  • focus - elimination of extraneous material; there is just 'one' idea
  • originality; they are a surprise when first seen; they have an 'eh?' factor ...
  • and yes ... absolute photographic realism!

Mostly though, what I myself find most attractive about these two is the 'originality'. I'm very happy to have come up with two ideas that - even though they are very simple - have a 'look at that!' aspect to them. I'd love to be able to do that again, with this print!

So I spent quite a bit of time sitting and thinking about all these things, and how they may interplay with those images of the two design concepts I introduced above. A couple of days ago a bit of an idea came to me, and I scribbled some quick shapes on a sheet of paper.
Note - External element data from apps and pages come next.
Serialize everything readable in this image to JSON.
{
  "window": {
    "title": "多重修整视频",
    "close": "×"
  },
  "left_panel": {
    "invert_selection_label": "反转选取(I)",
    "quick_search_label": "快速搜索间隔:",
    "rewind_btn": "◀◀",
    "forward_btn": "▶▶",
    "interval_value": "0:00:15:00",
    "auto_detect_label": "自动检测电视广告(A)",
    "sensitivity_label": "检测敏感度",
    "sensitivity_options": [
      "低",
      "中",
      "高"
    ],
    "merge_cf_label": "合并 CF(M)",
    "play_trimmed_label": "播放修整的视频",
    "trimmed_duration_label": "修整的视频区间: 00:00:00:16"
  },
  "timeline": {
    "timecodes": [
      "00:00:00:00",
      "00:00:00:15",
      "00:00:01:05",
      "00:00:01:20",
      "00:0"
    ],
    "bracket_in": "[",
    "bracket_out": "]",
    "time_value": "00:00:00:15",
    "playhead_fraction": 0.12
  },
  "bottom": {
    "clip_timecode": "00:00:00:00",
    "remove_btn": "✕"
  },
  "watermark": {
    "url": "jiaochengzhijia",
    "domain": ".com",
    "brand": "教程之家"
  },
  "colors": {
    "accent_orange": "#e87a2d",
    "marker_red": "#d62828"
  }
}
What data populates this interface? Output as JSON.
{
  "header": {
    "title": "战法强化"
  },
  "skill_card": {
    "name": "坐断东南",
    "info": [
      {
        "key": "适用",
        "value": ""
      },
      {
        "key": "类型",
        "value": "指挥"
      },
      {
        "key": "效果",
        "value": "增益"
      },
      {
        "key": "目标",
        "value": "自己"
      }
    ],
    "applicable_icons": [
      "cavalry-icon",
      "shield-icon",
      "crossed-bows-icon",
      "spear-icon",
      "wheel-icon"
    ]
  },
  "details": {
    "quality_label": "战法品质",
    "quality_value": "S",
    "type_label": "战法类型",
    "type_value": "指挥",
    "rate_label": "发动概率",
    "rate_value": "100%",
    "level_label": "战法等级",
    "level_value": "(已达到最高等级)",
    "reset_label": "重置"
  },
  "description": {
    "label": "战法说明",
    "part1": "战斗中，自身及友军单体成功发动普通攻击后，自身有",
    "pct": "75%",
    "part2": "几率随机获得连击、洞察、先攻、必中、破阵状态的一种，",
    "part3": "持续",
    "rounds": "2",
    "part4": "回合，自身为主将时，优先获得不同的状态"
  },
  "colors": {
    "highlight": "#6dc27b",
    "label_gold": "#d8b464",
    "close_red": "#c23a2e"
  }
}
Hmm ...

I looked through a number of the books on my shelves to see how other print designers handled similar ideas, and although I found related work, didn't find anything quite like this.

So I put together a rough mockup of what the thing might look like, and slept on it. In the morning, when I opened the image to see it with somewhat fresher eyes, I couldn't decide which way to think ... "Wow, look at that!" was one reaction. "What the hell is that?" was another.

That's all the encouragement I need! :-)

* * *

I'm not going to show that concept image at this point. The real print is still only something inside my mind, and I don't want to give you a distorted view of the thing by posting something different. But I will post progress shots as we go along ...

One thing to mention right away: no photographs - none at all - will be harmed in the making of this print!

Anyway, let's begin. I'm going to chop a small piece from the River in Summer print, and start there:

That red lined area will be our print. :-)

The thread continues in [River in Spring - 2] ...

Posted by Dave Bull at 10:45 AM | Comments (7)

Spring Sale : Spring Fuji!

The 'Summer Sale' that I held for a few weeks last year - featuring one special print - was quite successful, so perhaps it's time for another one. But we won't wait until August, we'll have it right now, while the plum blossoms are in bloom here in Ome!

We'll do the same thing we did last time; I'll choose one design from among the prints that I normally only distribute in set form, and make it available as a single item. It's 'Spring Fuji', a design by Teisai Hokuba, a pupil of Hokusai.

This is the first of the 24 prints included in my Hanga Treasure Chest, and there is an interesting reason why it is this print in particular that was chosen for this sale.

In December 2004 I was in incredible time pressure on my work. I was wrapping up the printing on the last of the four prints in my Beauties of Four Seasons series, while at the same time getting ready to launch the new Treasure Chest series (and do all the preparation and publicity for the January exhibition). On top of all this, I had to cut and print a few hundred copies of a design for a new year greeting print. It was all getting to be a bit much, and I came up with the idea of doing a 'double print' - cutting a 'two-up' set of blocks that would include both the new year design and the first print in the Treasure Chest.

This wasn't an original concept; making such combined blocks was very common in the old days, especially with smaller prints like this. Sometimes the same design was cut side by side, and sometimes different designs. When that was the case, they were usually selected to use similar colours, and this would really save time in the printing.

I went ahead with it, and cut this set of blocks (the back sides are also used, but not shown here):

One half is this Spring Fuji print, and the other half is the Leaping Carp, which was my new year greeting print that year. Here's a shot taken part way through the printing, with the two prints visible on one sheet of paper:

And a closeup ...

So ... those of you who have been following (or purchasing!) my Gift Prints recently can now 'put two and two together' and will understand why Spring Fuji is the print for this Spring Sale.

Yes ... the Leaping Carp was selected for the Gift page last autumn, so I had to print up a fresh batch of them for that. But that design is the one on the outside of the pair, meaning that the other one had to be printed as well, even though I didn't 'need' any copies just then.

What to do with them ... :-) The order page is here!

Posted by Dave Bull at 2:04 PM | Comments (0)